_Work required:_ In the material below, find each line with the word "true" and list it.

++++++++

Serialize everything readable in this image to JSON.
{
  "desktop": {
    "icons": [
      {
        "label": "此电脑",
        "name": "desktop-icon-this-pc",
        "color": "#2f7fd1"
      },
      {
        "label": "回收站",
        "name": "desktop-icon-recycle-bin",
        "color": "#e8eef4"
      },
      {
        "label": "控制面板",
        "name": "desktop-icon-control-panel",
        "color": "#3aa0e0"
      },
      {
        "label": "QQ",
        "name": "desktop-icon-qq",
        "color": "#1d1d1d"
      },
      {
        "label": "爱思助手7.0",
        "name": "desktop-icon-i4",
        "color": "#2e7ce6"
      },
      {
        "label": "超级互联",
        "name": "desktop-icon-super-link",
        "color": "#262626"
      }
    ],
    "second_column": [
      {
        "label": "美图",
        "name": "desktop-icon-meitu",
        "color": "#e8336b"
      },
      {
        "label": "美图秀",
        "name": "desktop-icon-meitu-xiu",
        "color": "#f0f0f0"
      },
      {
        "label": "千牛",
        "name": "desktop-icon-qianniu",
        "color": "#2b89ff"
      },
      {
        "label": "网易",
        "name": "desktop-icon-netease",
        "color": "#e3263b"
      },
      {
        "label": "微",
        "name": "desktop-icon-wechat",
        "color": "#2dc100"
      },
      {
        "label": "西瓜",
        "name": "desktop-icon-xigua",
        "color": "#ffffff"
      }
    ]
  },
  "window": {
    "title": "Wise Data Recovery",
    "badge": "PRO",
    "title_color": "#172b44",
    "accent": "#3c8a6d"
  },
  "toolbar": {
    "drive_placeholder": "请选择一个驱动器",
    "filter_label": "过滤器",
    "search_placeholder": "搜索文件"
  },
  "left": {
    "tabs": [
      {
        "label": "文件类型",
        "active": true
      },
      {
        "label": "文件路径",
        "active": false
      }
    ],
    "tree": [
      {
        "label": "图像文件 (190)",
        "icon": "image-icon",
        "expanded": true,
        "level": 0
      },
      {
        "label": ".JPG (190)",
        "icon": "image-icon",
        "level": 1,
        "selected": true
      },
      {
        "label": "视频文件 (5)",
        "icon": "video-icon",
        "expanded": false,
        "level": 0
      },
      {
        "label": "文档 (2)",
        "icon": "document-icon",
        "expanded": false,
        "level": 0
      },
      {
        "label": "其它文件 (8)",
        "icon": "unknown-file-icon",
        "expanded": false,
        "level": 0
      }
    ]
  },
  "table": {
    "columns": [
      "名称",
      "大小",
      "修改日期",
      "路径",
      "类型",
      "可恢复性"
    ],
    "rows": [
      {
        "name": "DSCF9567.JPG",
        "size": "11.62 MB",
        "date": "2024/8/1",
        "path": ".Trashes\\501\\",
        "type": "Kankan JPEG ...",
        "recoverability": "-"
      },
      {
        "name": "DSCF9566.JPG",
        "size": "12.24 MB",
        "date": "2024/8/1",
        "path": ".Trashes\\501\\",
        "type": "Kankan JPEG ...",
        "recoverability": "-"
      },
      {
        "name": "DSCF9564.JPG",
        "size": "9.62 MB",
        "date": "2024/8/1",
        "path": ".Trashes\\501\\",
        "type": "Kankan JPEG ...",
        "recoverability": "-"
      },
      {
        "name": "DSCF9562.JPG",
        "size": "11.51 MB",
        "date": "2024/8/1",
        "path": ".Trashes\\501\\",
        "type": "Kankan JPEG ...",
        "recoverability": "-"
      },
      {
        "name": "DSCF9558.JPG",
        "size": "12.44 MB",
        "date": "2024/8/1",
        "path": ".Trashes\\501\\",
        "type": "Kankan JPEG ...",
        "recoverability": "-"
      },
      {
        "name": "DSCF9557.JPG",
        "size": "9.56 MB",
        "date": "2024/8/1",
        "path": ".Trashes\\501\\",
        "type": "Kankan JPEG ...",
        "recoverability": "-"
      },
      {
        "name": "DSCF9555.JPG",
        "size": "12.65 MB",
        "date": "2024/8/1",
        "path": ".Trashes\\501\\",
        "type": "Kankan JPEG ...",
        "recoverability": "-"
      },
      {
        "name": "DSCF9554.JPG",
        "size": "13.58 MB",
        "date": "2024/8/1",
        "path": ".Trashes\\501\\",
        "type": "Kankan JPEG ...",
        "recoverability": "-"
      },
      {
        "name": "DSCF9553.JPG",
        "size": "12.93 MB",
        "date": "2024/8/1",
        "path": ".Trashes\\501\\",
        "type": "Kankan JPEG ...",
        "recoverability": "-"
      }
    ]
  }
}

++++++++

_Result of this task:_
        "active": true
        "expanded": true,
        "selected": true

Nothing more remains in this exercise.